In order to experience the above effect Wwise supports a simulation system that allows the sound designer to generate mixes of possible combinations of activated assets without having to wait until they can access incorporation into the game or getting the audio programmer to integrate. This seems to be what Firelight Technologies might be trying to catch up on with their forthcoming equivalent. Soundcaster allows you to drop any container, switch, effect, sound or buss into its workspace and play them in any combination and if running through the mixer, as in the following demonstration, you can see and adjust levels first in the mixer, which has no bearing on actual output to the game, and then in the objects themselves once an appropriate mixing solution, such as a volume level, has been found. [clip 22] [fig 16]
Firelight Technologies forthcoming FMOD Studio seems to offer very similar possibilities though it seems likely that the mixer will become part of the engine rather than a simulation device. “FMOD Studio is designed specifically for creating sound effects and music that have variation and respond dynamically to in-game action”  So it would seem that maybe the FMOD Studio might take the role of Wwise’s ‘Master – Mixer’ buss system, integrating the music system with the rest of the ‘Designer’ so that the designer can hear all of the elements simultaneously.
6.8 Effects and Signal Processing
Referring back to the fear emitters utilized in Dead Space we can see how adaptive mixing of effects can be used for narrative purposes as well as achieving relative immersive realism. On lower ‘fear’ settings the reverb DSP is quite ‘wet’ giving a big resonant emptiness to the sound world, however as the fear level rises and therefore new sounds appearing across the diegesis the reverb dries up in proportion to the latter in order to make room for new sounds. [clip 23]

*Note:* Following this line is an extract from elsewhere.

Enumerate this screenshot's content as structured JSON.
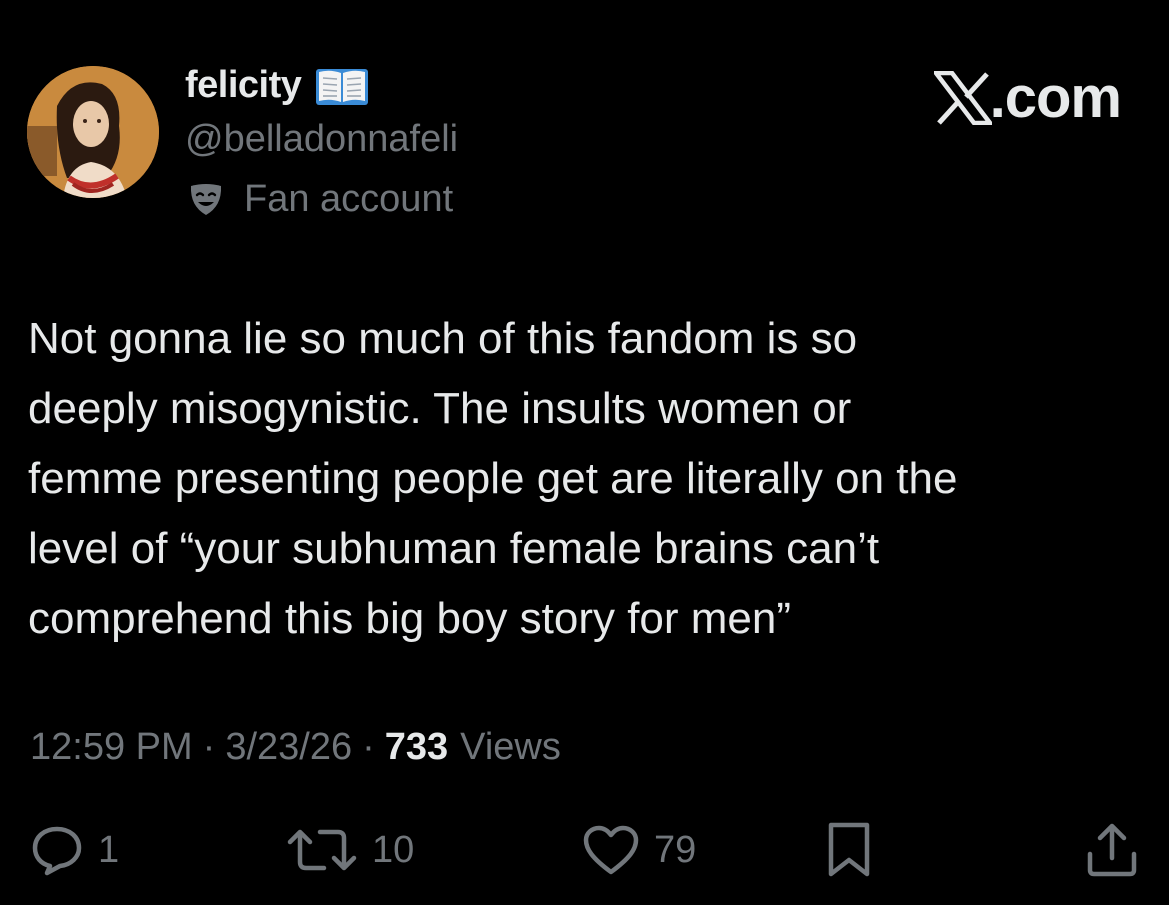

This is important when reflecting on frequency make up of the Dead Space sound world which is low-mid and bass dominant. When not well defined, audio content in this area of the frequency spectrum can quickly become muddy when there are multiple sources present. This real time adaptation of effects is deployed across a broader spectrum of processing allowing more precise narrative alignment with visual effects “We were able to look at values inside the visual effect at every frame and say ‘okay, it’s changed slightly, we’re going to change the audio to match exactly what it’s doing’.”